• **What you are asked to do**:
Below are records to repeat exactly; copy them without the pictures.

• **Data for processing**:
▽

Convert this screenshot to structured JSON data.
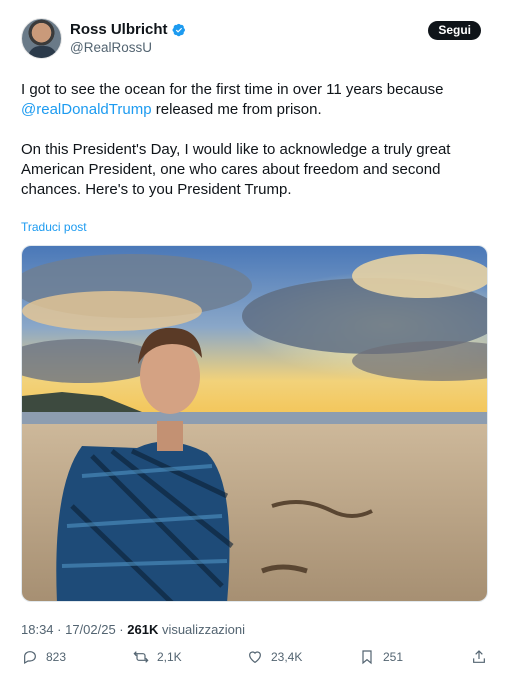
{
  "user": {
    "display_name": "Ross Ulbricht",
    "handle": "@RealRossU"
  },
  "follow_label": "Segui",
  "tweet": {
    "line1_a": "I got to see the ocean for the first time in over 11 years because ",
    "line1_mention": "@realDonaldTrump",
    "line1_b": " released me from prison.",
    "paragraph2": "On this President's Day, I would like to acknowledge a truly great American President, one who cares about freedom and second chances. Here's to you President Trump."
  },
  "translate_label": "Traduci post",
  "meta": {
    "time_date": "18:34 · 17/02/25 · ",
    "views_count": "261K",
    "views_label": " visualizzazioni"
  },
  "actions": {
    "replies": "823",
    "reposts": "2,1K",
    "likes": "23,4K",
    "bookmarks": "251"
  },
  "colors": {
    "accent": "#1d9bf0",
    "text": "#0f1419",
    "secondary": "#536471"
  },
  "icons": [
    "verified-badge-icon",
    "reply-icon",
    "repost-icon",
    "like-icon",
    "bookmark-icon",
    "share-icon"
  ]
}
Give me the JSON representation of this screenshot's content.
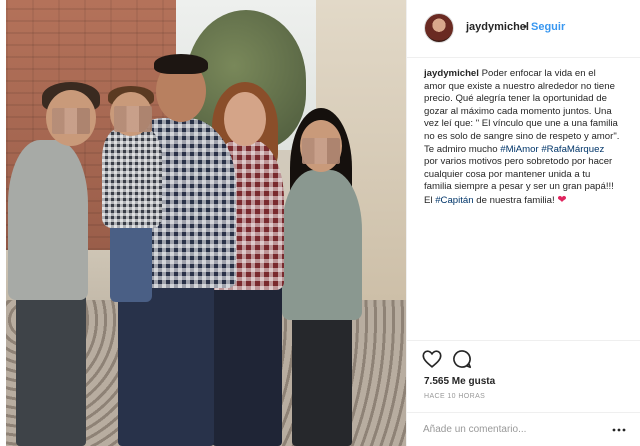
{
  "post": {
    "author": {
      "username": "jaydymichel",
      "separator": "•",
      "follow_label": "Seguir"
    },
    "caption": {
      "username": "jaydymichel",
      "segments": [
        {
          "type": "text",
          "value": " Poder enfocar la vida en el amor que existe a nuestro alrededor no tiene precio. Qué alegría tener la oportunidad de gozar al máximo cada momento juntos. Una vez leí que: \" El vínculo que une a una familia no es solo de sangre sino de respeto y amor\". Te admiro mucho "
        },
        {
          "type": "tag",
          "value": "#MiAmor"
        },
        {
          "type": "text",
          "value": " "
        },
        {
          "type": "tag",
          "value": "#RafaMárquez"
        },
        {
          "type": "text",
          "value": " por varios motivos pero sobretodo por hacer cualquier cosa por mantener unida a tu familia siempre a pesar y ser un gran papá!!! El "
        },
        {
          "type": "tag",
          "value": "#Capitán"
        },
        {
          "type": "text",
          "value": " de nuestra familia! "
        },
        {
          "type": "emoji",
          "value": "❤"
        }
      ]
    },
    "likes_text": "7.565 Me gusta",
    "time_text": "HACE 10 HORAS",
    "comment": {
      "placeholder": "Añade un comentario...",
      "value": ""
    },
    "icons": {
      "like": "heart-outline-icon",
      "comment": "speech-bubble-icon",
      "more": "ellipsis-icon"
    },
    "colors": {
      "link_blue": "#3897f0",
      "hashtag": "#003569",
      "text": "#262626",
      "muted": "#999999",
      "heart": "#e0245e"
    }
  }
}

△

• **Expected output**:
Convert this screenshot to structured JSON data.
{
  "user": {
    "display_name": "Ross Ulbricht",
    "handle": "@RealRossU"
  },
  "follow_label": "Segui",
  "tweet": {
    "line1_a": "I got to see the ocean for the first time in over 11 years because ",
    "line1_mention": "@realDonaldTrump",
    "line1_b": " released me from prison.",
    "paragraph2": "On this President's Day, I would like to acknowledge a truly great American President, one who cares about freedom and second chances. Here's to you President Trump."
  },
  "translate_label": "Traduci post",
  "meta": {
    "time_date": "18:34 · 17/02/25 · ",
    "views_count": "261K",
    "views_label": " visualizzazioni"
  },
  "actions": {
    "replies": "823",
    "reposts": "2,1K",
    "likes": "23,4K",
    "bookmarks": "251"
  },
  "colors": {
    "accent": "#1d9bf0",
    "text": "#0f1419",
    "secondary": "#536471"
  },
  "icons": [
    "verified-badge-icon",
    "reply-icon",
    "repost-icon",
    "like-icon",
    "bookmark-icon",
    "share-icon"
  ]
}
Give me the JSON representation of this screenshot's content.
{
  "post": {
    "author": {
      "username": "jaydymichel",
      "separator": "•",
      "follow_label": "Seguir"
    },
    "caption": {
      "username": "jaydymichel",
      "segments": [
        {
          "type": "text",
          "value": " Poder enfocar la vida en el amor que existe a nuestro alrededor no tiene precio. Qué alegría tener la oportunidad de gozar al máximo cada momento juntos. Una vez leí que: \" El vínculo que une a una familia no es solo de sangre sino de respeto y amor\". Te admiro mucho "
        },
        {
          "type": "tag",
          "value": "#MiAmor"
        },
        {
          "type": "text",
          "value": " "
        },
        {
          "type": "tag",
          "value": "#RafaMárquez"
        },
        {
          "type": "text",
          "value": " por varios motivos pero sobretodo por hacer cualquier cosa por mantener unida a tu familia siempre a pesar y ser un gran papá!!! El "
        },
        {
          "type": "tag",
          "value": "#Capitán"
        },
        {
          "type": "text",
          "value": " de nuestra familia! "
        },
        {
          "type": "emoji",
          "value": "❤"
        }
      ]
    },
    "likes_text": "7.565 Me gusta",
    "time_text": "HACE 10 HORAS",
    "comment": {
      "placeholder": "Añade un comentario...",
      "value": ""
    },
    "icons": {
      "like": "heart-outline-icon",
      "comment": "speech-bubble-icon",
      "more": "ellipsis-icon"
    },
    "colors": {
      "link_blue": "#3897f0",
      "hashtag": "#003569",
      "text": "#262626",
      "muted": "#999999",
      "heart": "#e0245e"
    }
  }
}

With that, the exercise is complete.